*** Provided data ***

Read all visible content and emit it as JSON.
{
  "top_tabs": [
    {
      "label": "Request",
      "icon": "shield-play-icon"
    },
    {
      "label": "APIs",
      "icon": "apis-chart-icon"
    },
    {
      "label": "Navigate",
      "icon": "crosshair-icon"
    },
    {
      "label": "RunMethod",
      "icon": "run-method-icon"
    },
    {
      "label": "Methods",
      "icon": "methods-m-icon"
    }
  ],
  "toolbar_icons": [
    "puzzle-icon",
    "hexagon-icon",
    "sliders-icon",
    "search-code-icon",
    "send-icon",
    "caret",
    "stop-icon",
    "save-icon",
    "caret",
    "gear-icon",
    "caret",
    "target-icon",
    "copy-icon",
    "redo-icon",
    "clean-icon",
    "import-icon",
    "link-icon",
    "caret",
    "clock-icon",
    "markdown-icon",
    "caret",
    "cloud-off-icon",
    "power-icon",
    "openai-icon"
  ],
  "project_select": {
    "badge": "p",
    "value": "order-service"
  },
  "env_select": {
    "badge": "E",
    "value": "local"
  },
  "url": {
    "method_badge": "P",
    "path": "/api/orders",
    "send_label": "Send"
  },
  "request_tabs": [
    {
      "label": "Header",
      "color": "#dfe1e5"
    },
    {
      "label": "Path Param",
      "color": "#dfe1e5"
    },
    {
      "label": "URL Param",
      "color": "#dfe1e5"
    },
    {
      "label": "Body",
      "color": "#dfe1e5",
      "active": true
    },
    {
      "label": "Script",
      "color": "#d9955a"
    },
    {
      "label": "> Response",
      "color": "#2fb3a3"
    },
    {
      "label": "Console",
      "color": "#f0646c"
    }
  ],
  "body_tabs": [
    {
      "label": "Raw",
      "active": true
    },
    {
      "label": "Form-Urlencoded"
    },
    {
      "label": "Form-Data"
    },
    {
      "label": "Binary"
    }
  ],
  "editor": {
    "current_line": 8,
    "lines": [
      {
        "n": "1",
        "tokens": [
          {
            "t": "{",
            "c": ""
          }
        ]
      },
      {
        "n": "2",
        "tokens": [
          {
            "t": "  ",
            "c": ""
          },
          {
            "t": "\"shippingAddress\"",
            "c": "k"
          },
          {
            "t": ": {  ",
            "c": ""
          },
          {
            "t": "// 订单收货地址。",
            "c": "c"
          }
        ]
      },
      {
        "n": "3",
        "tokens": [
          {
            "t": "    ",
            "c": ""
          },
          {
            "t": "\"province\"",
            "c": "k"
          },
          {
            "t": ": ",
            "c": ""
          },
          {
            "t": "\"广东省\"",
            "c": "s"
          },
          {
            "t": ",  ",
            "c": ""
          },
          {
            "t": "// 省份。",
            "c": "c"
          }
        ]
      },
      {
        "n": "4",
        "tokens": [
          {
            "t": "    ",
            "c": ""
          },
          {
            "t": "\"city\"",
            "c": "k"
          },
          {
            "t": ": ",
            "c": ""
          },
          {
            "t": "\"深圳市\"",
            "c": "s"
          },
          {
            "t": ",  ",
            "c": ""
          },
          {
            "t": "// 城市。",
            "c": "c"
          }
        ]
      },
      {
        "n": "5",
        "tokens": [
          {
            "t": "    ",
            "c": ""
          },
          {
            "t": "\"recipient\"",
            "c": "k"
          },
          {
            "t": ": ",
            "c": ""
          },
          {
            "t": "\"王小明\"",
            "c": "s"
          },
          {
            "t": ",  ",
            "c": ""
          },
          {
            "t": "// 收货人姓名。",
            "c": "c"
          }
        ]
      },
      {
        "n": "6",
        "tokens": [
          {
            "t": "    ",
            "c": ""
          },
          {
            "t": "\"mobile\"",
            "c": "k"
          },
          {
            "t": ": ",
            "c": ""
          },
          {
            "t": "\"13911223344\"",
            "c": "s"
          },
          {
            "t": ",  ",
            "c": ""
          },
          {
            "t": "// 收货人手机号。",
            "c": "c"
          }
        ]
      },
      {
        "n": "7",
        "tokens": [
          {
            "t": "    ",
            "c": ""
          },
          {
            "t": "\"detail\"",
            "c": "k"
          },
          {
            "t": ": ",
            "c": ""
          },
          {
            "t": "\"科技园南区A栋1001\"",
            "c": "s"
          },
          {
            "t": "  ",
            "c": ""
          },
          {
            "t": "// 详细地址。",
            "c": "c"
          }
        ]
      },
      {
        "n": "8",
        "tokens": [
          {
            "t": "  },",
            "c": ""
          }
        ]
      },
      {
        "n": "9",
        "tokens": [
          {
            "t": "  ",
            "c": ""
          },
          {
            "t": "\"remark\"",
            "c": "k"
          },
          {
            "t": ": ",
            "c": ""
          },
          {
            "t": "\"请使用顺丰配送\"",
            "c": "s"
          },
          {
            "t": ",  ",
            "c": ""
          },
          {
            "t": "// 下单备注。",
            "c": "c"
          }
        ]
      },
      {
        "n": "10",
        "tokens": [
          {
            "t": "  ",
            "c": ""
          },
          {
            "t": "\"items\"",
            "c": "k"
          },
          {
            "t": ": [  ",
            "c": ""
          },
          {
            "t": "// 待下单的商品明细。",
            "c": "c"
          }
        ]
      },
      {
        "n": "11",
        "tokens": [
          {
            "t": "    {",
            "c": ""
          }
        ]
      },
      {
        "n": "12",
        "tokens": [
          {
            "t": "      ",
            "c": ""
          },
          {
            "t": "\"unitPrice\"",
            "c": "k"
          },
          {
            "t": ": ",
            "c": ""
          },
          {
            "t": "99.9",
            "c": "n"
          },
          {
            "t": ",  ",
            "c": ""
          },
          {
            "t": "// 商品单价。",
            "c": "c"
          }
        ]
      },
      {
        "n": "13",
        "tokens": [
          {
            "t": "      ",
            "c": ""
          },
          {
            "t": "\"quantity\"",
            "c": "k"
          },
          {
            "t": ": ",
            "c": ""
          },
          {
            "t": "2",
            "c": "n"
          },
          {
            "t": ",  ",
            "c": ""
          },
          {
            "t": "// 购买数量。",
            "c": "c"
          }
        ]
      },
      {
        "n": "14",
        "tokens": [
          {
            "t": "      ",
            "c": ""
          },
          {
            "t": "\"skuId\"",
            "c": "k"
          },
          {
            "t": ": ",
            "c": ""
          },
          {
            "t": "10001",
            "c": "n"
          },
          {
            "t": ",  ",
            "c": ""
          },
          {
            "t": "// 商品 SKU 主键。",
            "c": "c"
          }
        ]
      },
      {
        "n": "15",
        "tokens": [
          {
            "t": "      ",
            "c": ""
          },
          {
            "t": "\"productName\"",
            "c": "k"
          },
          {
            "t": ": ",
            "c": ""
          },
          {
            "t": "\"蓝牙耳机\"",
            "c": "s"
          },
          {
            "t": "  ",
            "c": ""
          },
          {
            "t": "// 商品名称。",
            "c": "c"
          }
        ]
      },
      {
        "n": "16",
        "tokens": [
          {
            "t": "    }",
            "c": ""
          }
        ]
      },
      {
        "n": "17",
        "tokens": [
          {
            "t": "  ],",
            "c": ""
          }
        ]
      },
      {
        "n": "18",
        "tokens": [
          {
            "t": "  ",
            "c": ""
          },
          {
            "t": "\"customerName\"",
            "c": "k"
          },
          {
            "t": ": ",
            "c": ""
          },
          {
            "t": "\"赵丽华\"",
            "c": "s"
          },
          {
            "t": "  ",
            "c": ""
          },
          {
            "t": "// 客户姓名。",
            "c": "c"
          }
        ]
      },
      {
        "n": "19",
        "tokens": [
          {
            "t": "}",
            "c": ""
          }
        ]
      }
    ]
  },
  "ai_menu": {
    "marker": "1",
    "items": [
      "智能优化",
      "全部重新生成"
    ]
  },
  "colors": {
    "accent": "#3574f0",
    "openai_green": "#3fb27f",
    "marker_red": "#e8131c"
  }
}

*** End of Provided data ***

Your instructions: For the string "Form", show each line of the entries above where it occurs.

Task answer:
      "label": "Form-Urlencoded"
      "label": "Form-Data"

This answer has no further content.